'''

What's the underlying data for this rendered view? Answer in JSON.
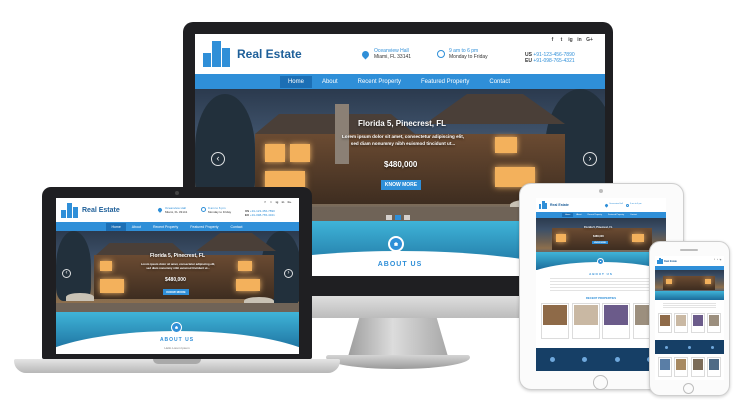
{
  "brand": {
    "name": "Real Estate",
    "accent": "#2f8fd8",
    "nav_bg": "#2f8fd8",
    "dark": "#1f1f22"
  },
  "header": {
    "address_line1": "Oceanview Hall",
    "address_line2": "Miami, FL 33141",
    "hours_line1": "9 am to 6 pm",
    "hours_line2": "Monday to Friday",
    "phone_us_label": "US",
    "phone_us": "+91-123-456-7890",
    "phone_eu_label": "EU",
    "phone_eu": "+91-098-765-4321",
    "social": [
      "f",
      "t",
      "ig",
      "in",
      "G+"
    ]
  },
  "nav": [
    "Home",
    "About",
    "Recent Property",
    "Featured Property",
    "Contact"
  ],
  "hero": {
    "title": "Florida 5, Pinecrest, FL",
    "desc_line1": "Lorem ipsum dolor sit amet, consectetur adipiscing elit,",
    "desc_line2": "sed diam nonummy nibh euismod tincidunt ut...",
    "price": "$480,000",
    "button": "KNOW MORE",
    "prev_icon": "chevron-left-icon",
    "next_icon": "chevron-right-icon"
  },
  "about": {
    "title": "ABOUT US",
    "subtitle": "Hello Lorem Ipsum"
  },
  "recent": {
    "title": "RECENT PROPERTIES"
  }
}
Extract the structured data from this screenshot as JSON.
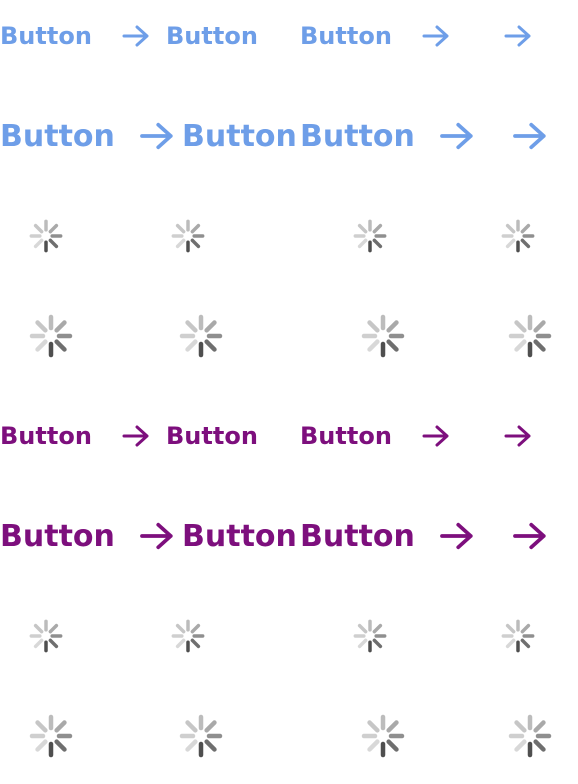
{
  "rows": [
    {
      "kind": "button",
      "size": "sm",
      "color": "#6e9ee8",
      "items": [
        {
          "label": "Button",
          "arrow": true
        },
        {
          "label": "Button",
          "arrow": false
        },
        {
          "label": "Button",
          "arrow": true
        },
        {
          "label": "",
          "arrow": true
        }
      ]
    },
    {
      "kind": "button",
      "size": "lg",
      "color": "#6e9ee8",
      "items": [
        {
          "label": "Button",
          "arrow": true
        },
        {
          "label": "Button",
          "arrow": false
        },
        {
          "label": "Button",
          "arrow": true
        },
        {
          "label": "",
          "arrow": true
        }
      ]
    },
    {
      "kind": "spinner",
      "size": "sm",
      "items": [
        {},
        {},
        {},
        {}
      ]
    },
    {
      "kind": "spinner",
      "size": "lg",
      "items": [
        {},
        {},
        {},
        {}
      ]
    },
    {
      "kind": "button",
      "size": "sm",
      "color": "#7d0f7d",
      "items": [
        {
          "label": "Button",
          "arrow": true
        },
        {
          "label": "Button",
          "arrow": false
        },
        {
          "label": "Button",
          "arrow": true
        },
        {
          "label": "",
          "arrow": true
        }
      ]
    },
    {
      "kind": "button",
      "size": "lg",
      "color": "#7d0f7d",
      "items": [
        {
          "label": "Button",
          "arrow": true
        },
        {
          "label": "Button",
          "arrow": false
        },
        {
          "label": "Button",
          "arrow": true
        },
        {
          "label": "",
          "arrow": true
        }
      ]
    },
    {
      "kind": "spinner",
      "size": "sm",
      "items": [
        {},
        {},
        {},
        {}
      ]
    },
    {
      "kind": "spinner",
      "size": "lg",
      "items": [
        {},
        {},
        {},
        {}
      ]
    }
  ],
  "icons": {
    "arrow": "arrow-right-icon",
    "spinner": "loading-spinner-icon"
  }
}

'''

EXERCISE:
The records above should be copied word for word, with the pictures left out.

OUTPUT FOR THIS TASK:
What's the underlying data for this rendered view? Answer in JSON.
{
  "brand": {
    "name": "Real Estate",
    "accent": "#2f8fd8",
    "nav_bg": "#2f8fd8",
    "dark": "#1f1f22"
  },
  "header": {
    "address_line1": "Oceanview Hall",
    "address_line2": "Miami, FL 33141",
    "hours_line1": "9 am to 6 pm",
    "hours_line2": "Monday to Friday",
    "phone_us_label": "US",
    "phone_us": "+91-123-456-7890",
    "phone_eu_label": "EU",
    "phone_eu": "+91-098-765-4321",
    "social": [
      "f",
      "t",
      "ig",
      "in",
      "G+"
    ]
  },
  "nav": [
    "Home",
    "About",
    "Recent Property",
    "Featured Property",
    "Contact"
  ],
  "hero": {
    "title": "Florida 5, Pinecrest, FL",
    "desc_line1": "Lorem ipsum dolor sit amet, consectetur adipiscing elit,",
    "desc_line2": "sed diam nonummy nibh euismod tincidunt ut...",
    "price": "$480,000",
    "button": "KNOW MORE",
    "prev_icon": "chevron-left-icon",
    "next_icon": "chevron-right-icon"
  },
  "about": {
    "title": "ABOUT US",
    "subtitle": "Hello Lorem Ipsum"
  },
  "recent": {
    "title": "RECENT PROPERTIES"
  }
}
Extract the structured data from this screenshot as JSON.
{
  "rows": [
    {
      "kind": "button",
      "size": "sm",
      "color": "#6e9ee8",
      "items": [
        {
          "label": "Button",
          "arrow": true
        },
        {
          "label": "Button",
          "arrow": false
        },
        {
          "label": "Button",
          "arrow": true
        },
        {
          "label": "",
          "arrow": true
        }
      ]
    },
    {
      "kind": "button",
      "size": "lg",
      "color": "#6e9ee8",
      "items": [
        {
          "label": "Button",
          "arrow": true
        },
        {
          "label": "Button",
          "arrow": false
        },
        {
          "label": "Button",
          "arrow": true
        },
        {
          "label": "",
          "arrow": true
        }
      ]
    },
    {
      "kind": "spinner",
      "size": "sm",
      "items": [
        {},
        {},
        {},
        {}
      ]
    },
    {
      "kind": "spinner",
      "size": "lg",
      "items": [
        {},
        {},
        {},
        {}
      ]
    },
    {
      "kind": "button",
      "size": "sm",
      "color": "#7d0f7d",
      "items": [
        {
          "label": "Button",
          "arrow": true
        },
        {
          "label": "Button",
          "arrow": false
        },
        {
          "label": "Button",
          "arrow": true
        },
        {
          "label": "",
          "arrow": true
        }
      ]
    },
    {
      "kind": "button",
      "size": "lg",
      "color": "#7d0f7d",
      "items": [
        {
          "label": "Button",
          "arrow": true
        },
        {
          "label": "Button",
          "arrow": false
        },
        {
          "label": "Button",
          "arrow": true
        },
        {
          "label": "",
          "arrow": true
        }
      ]
    },
    {
      "kind": "spinner",
      "size": "sm",
      "items": [
        {},
        {},
        {},
        {}
      ]
    },
    {
      "kind": "spinner",
      "size": "lg",
      "items": [
        {},
        {},
        {},
        {}
      ]
    }
  ],
  "icons": {
    "arrow": "arrow-right-icon",
    "spinner": "loading-spinner-icon"
  }
}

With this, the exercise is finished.